• Exercise aim
In the lines below, look for "JSON". Copy each line where it appears.

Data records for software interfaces

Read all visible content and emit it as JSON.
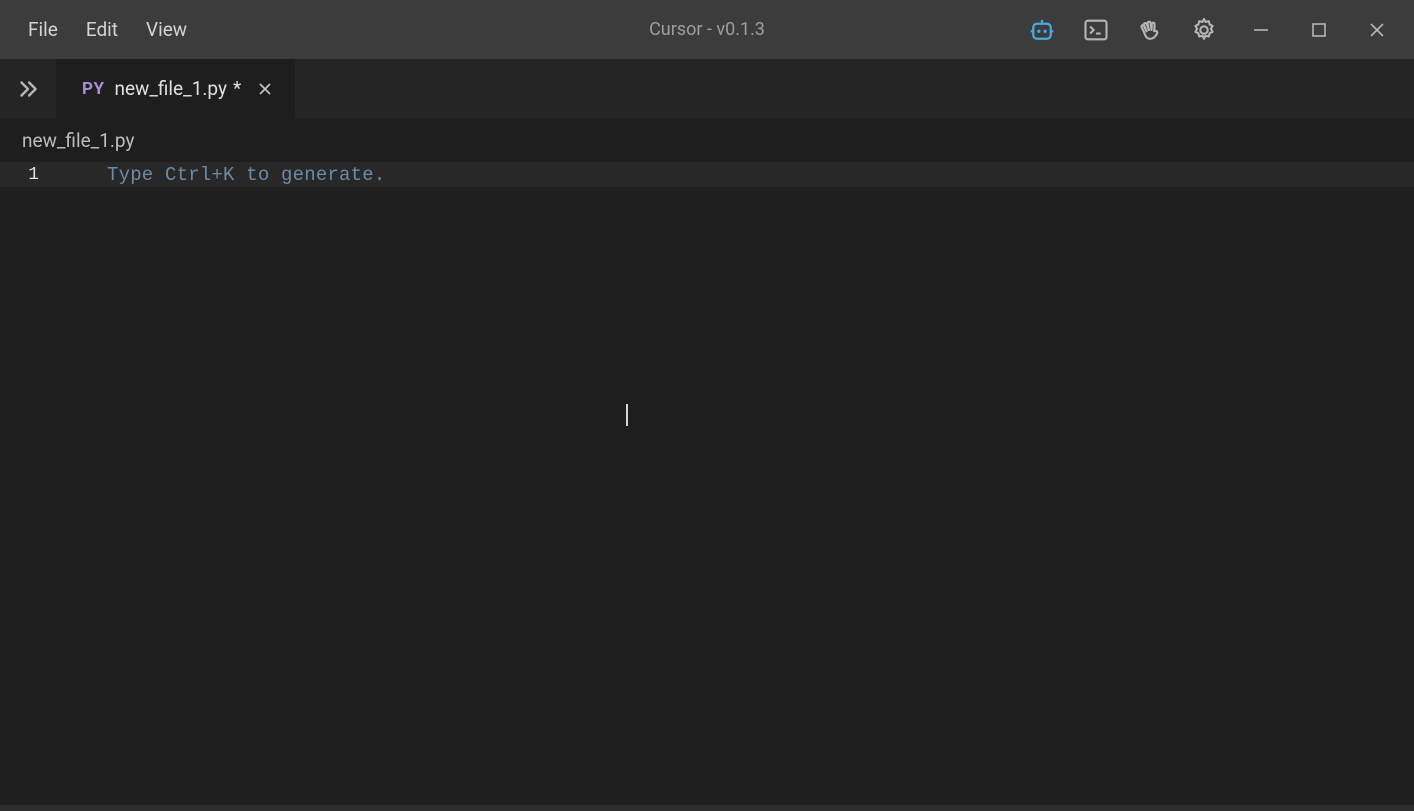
{
  "titlebar": {
    "menu": {
      "file": "File",
      "edit": "Edit",
      "view": "View"
    },
    "title": "Cursor - v0.1.3"
  },
  "tabs": {
    "active": {
      "badge": "PY",
      "filename": "new_file_1.py",
      "dirty_marker": "*"
    }
  },
  "breadcrumb": {
    "path": "new_file_1.py"
  },
  "editor": {
    "lines": [
      {
        "number": "1",
        "text": "Type Ctrl+K to generate."
      }
    ]
  },
  "icons": {
    "robot": "robot-icon",
    "terminal": "terminal-icon",
    "wave": "wave-icon",
    "settings": "settings-icon",
    "minimize": "minimize-icon",
    "maximize": "maximize-icon",
    "close": "close-icon",
    "expand": "chevron-double-right-icon",
    "tab_close": "close-icon"
  },
  "colors": {
    "accent": "#4aa8e0",
    "icon_stroke": "#b5b5b5",
    "py_badge": "#a88fd8"
  }
}
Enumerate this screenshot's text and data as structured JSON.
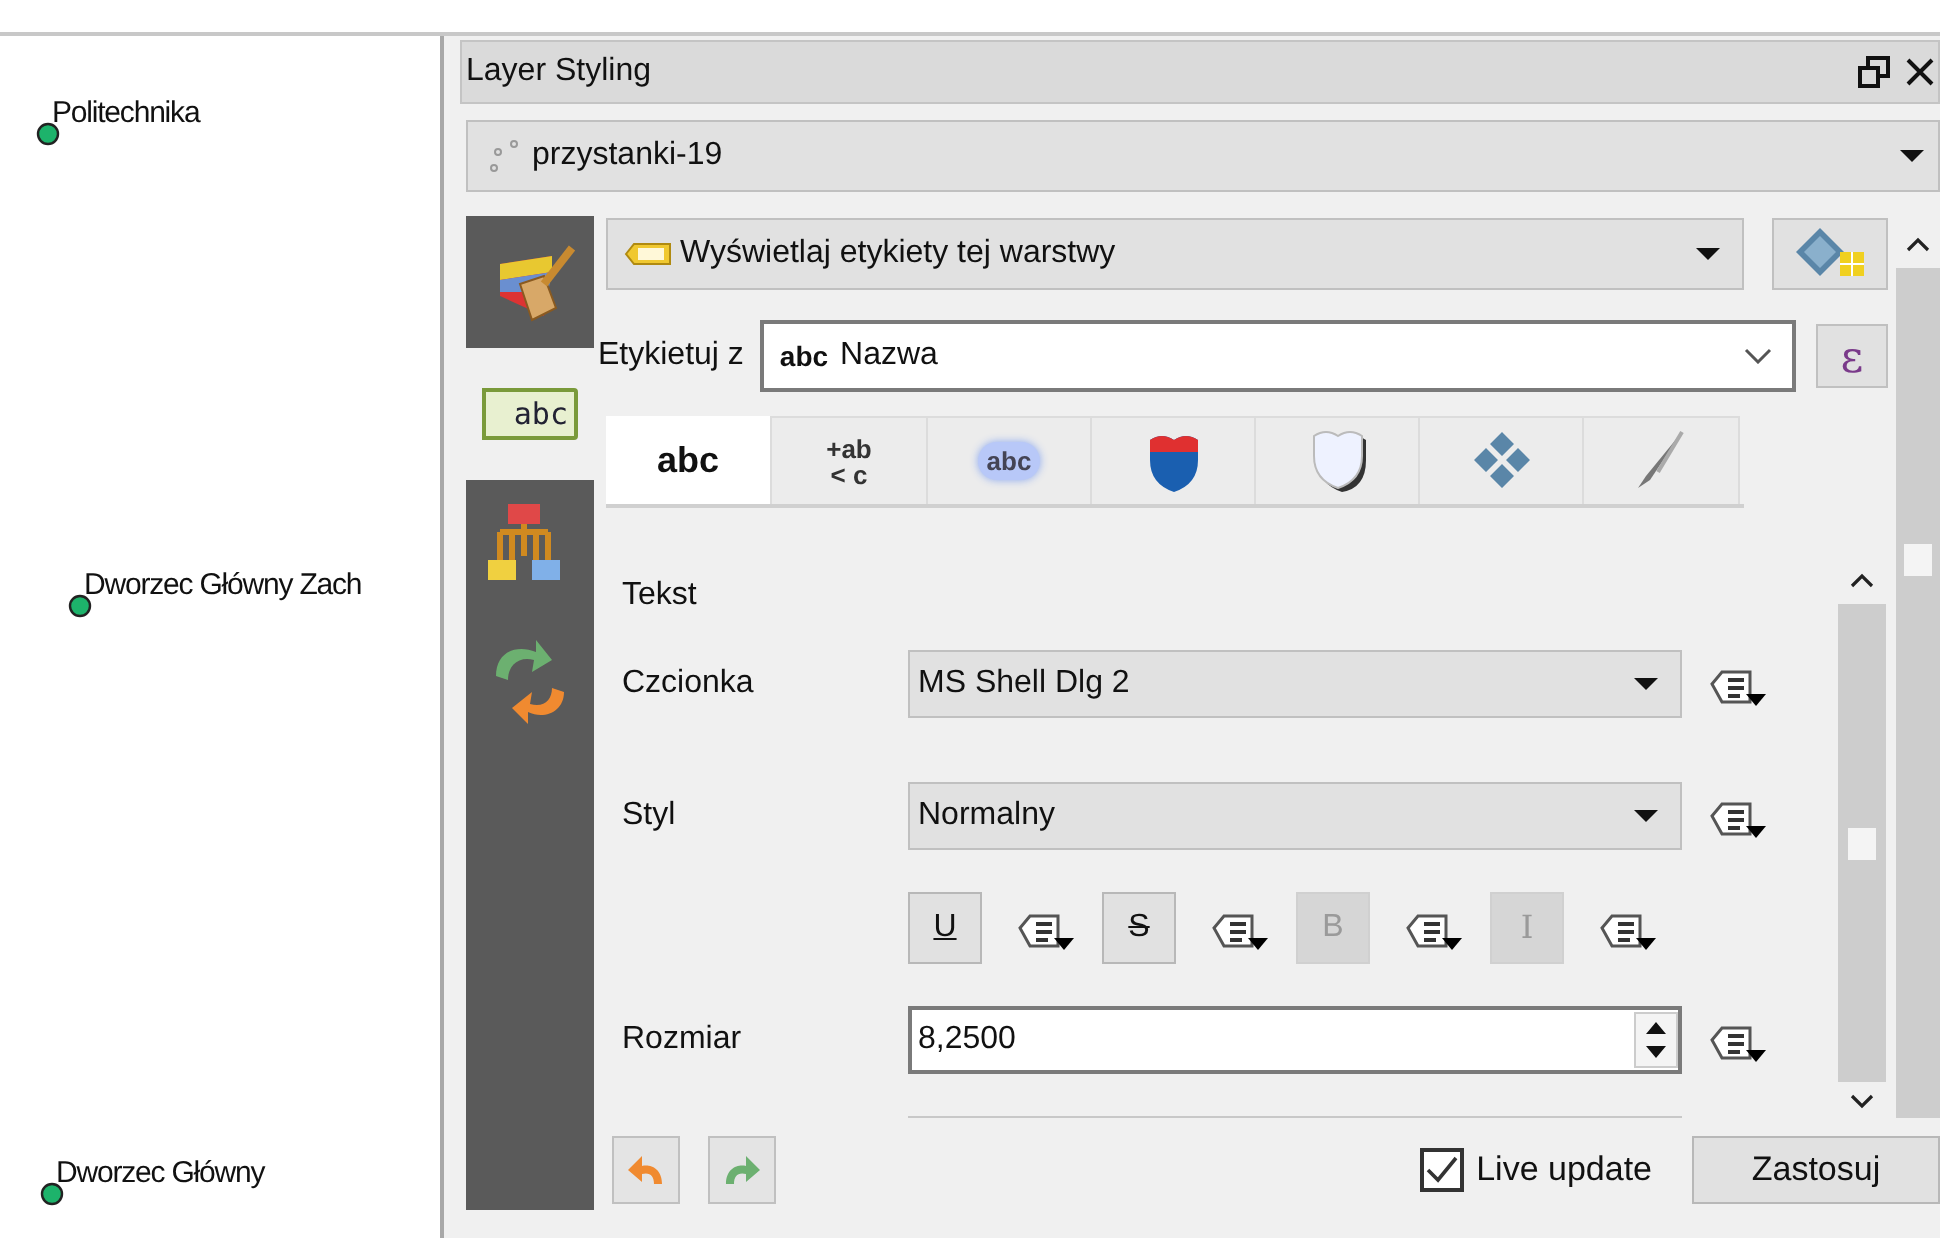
{
  "map": {
    "points": [
      {
        "label": "Politechnika"
      },
      {
        "label": "Dworzec Główny Zach"
      },
      {
        "label": "Dworzec Główny"
      }
    ]
  },
  "panel": {
    "title": "Layer Styling",
    "layer": "przystanki-19",
    "sidebar": [
      {
        "kind": "symbology",
        "selected": false
      },
      {
        "kind": "labels",
        "selected": true,
        "text": "abc"
      },
      {
        "kind": "diagrams",
        "selected": false
      },
      {
        "kind": "history",
        "selected": false
      }
    ],
    "label_mode": "Wyświetlaj etykiety tej warstwy",
    "label_with": {
      "label": "Etykietuj z",
      "prefix": "abc",
      "value": "Nazwa",
      "expression_button": "ε"
    },
    "tabs": [
      {
        "kind": "text",
        "label": "abc",
        "selected": true
      },
      {
        "kind": "formatting",
        "lines": [
          "+ab",
          "< c"
        ],
        "selected": false
      },
      {
        "kind": "buffer",
        "label": "abc",
        "selected": false
      },
      {
        "kind": "background",
        "selected": false
      },
      {
        "kind": "shadow",
        "selected": false
      },
      {
        "kind": "placement",
        "selected": false
      },
      {
        "kind": "rendering",
        "selected": false
      }
    ],
    "section": "Tekst",
    "rows": [
      {
        "kind": "combo",
        "label": "Czcionka",
        "value": "MS Shell Dlg 2"
      },
      {
        "kind": "combo",
        "label": "Styl",
        "value": "Normalny"
      },
      {
        "kind": "format_buttons",
        "buttons": [
          {
            "kind": "underline",
            "label": "U",
            "disabled": false
          },
          {
            "kind": "strike",
            "label": "S",
            "disabled": false
          },
          {
            "kind": "bold",
            "label": "B",
            "disabled": true
          },
          {
            "kind": "italic",
            "label": "I",
            "disabled": true
          }
        ]
      },
      {
        "kind": "spin",
        "label": "Rozmiar",
        "value": "8,2500"
      }
    ],
    "live_update": {
      "label": "Live update",
      "checked": true
    },
    "apply": "Zastosuj"
  }
}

• Output for this exercise
Read all visible content and emit it as JSON.
Enumerate this screenshot's text and data as structured JSON.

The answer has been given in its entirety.